By Reem Jayyousi, NCPCF Social Media Associate

According to the Casey Report, more than 5 million children in the United States have a parent behind bars. That is 1 in 14 children.

Ask me about the 1 in 14, ask me about the 1, ask me about me. My father was incarcerated when I was 14 and I grew up feeling isolated; isolated by the community, my family, and estranged from even myself. I didn’t want to face the reality. I didn’t know how. How would a 14 year old make sense of her father going to prison for a crime he did not commit? How would I face it if I couldn’t even understand it?

The pain was unbearable. My grades suffered. I had trouble keeping friends, and it even affected my relationship with my family. I had an overwhelming sense of sadness and loneliness, and I felt like I couldn’t deal with any of it. Especially since I felt like I was alone throughout the entire experience.

This past week I attended the International Prisoner’s Family Conference, I met some amazing people; some who at one point in their lives had an incarcerated parent or those who were the parents that were in prison themselves. I walked around booths, hearing people’s personal stories about their own father or mother who was once in jail, I met people who turned their pain into children’s stories so that other children could have a guide to help them make sense of what is happening. It was a great experience, and it made me realize that there is a lack of research done on political prisoner’s children. Their stories impacted me in a positive way, it showed me that it isn’t the end of the world and that it does get better when you become older and perhaps makes you more capable of constructively channeling your hurt and anger. These stories taught me that I can make a difference in the community when I use my own experience and knowledge. I am inspired to create a program for impacted Political Prisoner’s children. The program will aim to help work directly with the children, their families, and it will also aim to collect data and research on the different emotions and problems that the political prisoner’s children experience. The programs main focus is to help connect the child with what is happening and to make them feel good about themselves and to help them understand that they are not alone.

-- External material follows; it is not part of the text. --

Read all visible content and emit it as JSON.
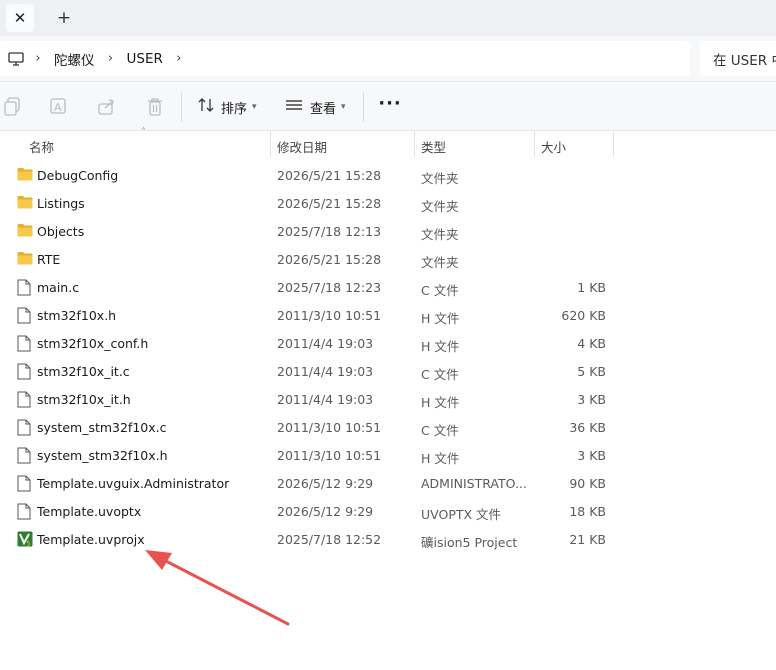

I look forward to bringing new ideas and possibly creating research that looks at these children who are impacted by the incarceration of their parents and abuses in the American justice system.